## Exercise aim
From the listing below, copy each line that contains the word "plus".

==========

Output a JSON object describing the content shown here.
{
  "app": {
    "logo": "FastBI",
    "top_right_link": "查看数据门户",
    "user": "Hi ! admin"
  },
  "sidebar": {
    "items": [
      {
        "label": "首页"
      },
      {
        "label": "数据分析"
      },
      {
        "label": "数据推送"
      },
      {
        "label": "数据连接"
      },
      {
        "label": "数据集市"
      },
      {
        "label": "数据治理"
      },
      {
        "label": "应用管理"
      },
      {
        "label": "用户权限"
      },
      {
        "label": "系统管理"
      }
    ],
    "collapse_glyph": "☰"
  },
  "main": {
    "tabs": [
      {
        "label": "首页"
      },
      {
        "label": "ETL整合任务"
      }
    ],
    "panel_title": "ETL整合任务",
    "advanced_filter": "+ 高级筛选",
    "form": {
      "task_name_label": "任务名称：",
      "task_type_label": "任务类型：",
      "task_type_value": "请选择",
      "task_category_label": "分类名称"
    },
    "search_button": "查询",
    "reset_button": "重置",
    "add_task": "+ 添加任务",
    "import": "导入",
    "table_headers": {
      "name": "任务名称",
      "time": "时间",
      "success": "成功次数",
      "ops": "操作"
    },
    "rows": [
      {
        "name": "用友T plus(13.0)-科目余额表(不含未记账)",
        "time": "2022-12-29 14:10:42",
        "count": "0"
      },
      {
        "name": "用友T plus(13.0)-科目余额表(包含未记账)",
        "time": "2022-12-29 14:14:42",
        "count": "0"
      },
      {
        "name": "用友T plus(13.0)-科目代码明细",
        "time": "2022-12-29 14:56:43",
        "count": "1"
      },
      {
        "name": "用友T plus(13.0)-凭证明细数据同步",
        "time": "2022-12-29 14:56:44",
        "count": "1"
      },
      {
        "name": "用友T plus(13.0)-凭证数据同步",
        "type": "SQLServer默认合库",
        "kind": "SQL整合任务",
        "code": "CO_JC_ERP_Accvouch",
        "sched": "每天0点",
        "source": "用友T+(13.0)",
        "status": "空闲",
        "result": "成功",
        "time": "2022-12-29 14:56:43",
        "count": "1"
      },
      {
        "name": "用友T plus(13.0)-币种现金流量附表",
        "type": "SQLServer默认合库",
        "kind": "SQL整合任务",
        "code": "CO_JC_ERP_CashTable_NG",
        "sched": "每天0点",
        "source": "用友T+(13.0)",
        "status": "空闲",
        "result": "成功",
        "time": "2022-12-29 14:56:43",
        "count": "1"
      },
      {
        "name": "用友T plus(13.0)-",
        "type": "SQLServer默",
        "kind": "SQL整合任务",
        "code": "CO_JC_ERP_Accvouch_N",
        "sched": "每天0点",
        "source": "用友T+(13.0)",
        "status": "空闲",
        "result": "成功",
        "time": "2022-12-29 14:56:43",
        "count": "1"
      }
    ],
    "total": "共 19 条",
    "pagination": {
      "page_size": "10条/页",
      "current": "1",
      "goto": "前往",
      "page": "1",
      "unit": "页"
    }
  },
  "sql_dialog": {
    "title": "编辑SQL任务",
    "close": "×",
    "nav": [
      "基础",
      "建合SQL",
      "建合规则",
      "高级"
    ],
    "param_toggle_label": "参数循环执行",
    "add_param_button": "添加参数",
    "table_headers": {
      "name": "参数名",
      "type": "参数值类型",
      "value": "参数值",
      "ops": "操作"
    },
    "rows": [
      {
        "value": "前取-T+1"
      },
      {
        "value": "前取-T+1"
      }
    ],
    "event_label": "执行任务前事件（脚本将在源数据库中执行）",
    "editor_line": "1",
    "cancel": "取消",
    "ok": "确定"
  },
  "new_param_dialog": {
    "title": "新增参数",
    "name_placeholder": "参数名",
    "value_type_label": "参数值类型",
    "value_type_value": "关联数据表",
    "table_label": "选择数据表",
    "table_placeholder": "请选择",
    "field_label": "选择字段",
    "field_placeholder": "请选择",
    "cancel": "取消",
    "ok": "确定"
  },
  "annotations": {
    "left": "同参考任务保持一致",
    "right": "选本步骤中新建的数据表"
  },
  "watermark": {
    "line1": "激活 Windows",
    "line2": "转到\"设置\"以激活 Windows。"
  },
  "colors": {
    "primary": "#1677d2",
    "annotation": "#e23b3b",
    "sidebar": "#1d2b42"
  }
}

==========

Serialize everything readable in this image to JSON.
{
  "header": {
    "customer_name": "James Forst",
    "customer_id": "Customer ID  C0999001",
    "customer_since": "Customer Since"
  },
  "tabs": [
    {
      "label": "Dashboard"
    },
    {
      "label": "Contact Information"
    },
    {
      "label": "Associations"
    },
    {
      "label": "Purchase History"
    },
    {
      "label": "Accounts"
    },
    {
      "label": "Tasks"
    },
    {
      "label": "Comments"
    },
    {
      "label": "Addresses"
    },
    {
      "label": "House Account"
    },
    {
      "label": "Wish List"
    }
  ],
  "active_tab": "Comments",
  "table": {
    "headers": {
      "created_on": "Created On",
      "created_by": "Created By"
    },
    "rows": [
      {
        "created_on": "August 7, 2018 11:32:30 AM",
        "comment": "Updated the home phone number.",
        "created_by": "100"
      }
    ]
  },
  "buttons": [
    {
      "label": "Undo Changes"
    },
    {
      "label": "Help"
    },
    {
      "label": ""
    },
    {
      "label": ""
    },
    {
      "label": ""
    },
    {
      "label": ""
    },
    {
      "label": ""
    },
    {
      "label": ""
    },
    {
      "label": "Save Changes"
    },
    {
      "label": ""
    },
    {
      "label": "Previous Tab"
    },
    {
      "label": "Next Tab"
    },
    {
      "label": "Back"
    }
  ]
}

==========

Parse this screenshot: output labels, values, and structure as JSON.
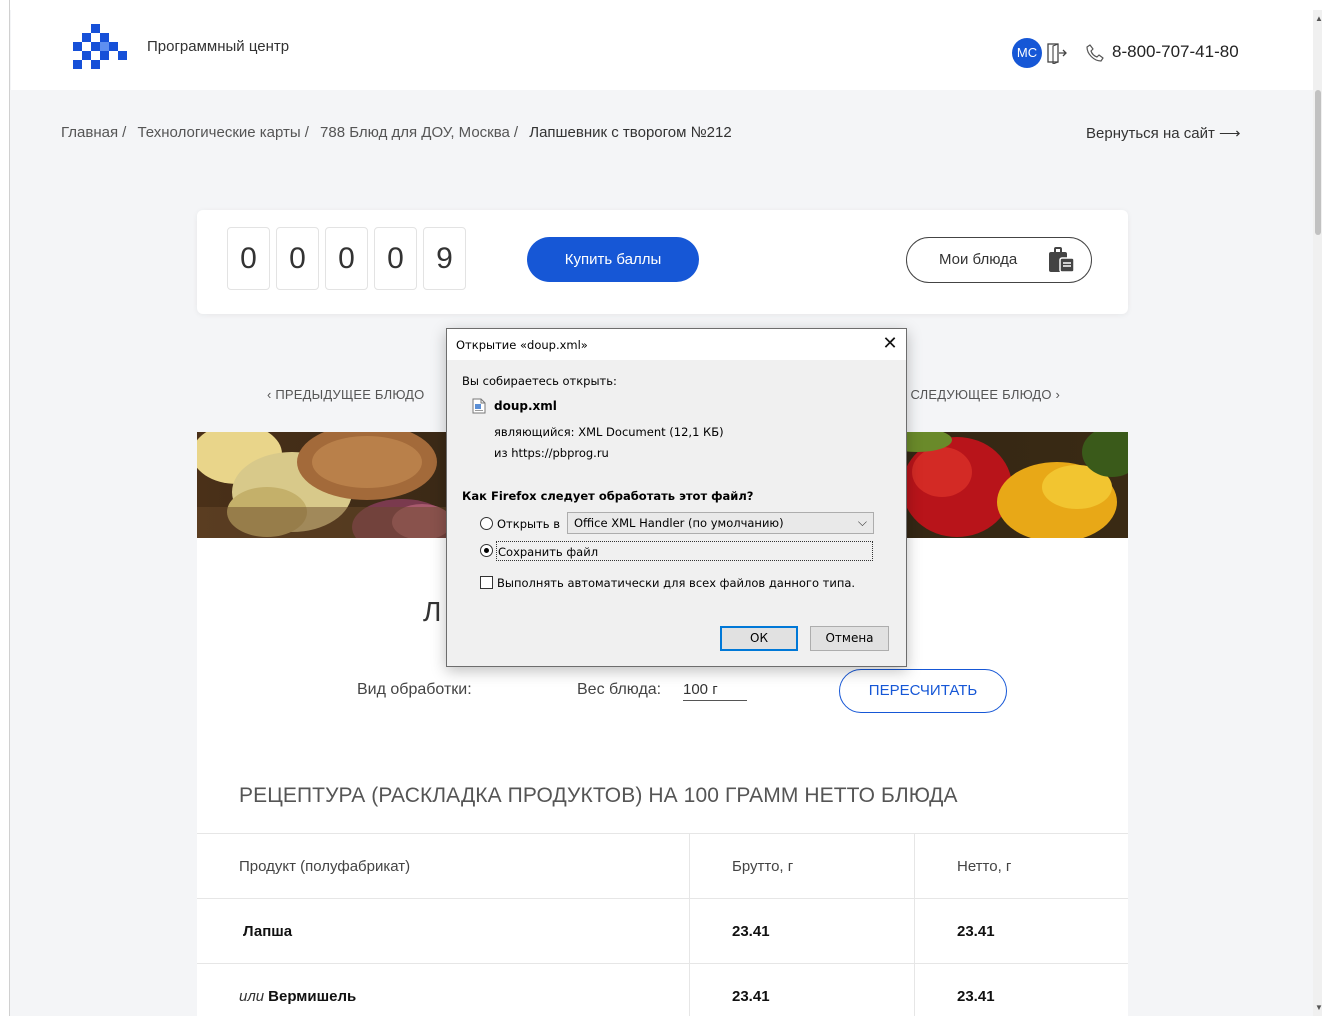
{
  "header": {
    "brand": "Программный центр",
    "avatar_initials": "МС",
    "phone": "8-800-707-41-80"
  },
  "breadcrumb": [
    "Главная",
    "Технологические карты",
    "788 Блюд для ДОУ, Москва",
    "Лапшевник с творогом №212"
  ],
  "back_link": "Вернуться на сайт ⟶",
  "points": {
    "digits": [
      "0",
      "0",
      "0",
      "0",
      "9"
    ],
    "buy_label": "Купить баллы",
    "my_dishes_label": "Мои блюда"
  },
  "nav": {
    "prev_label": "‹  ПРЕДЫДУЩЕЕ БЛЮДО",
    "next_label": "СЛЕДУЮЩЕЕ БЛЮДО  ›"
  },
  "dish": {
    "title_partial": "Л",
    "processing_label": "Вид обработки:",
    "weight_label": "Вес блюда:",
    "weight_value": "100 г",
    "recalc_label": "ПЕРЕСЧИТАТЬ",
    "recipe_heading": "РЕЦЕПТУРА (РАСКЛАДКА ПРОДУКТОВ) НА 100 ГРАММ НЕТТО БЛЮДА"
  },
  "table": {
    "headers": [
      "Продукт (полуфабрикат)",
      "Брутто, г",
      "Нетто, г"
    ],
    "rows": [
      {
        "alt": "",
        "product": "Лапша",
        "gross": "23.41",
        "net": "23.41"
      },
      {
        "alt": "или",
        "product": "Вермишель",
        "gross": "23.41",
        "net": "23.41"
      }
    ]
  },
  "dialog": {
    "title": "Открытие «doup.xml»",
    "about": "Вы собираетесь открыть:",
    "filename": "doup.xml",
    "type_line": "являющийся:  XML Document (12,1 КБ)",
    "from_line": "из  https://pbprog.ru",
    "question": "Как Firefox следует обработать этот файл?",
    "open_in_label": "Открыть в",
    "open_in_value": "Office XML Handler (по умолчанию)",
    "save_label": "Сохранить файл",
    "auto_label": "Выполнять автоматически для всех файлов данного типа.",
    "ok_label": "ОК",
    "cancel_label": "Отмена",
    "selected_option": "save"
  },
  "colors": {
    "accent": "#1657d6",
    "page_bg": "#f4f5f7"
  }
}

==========

## Task result
        "name": "用友T plus(13.0)-科目余额表(不含未记账)",
        "name": "用友T plus(13.0)-科目余额表(包含未记账)",
        "name": "用友T plus(13.0)-科目代码明细",
        "name": "用友T plus(13.0)-凭证明细数据同步",
        "name": "用友T plus(13.0)-凭证数据同步",
        "name": "用友T plus(13.0)-币种现金流量附表",
        "name": "用友T plus(13.0)-",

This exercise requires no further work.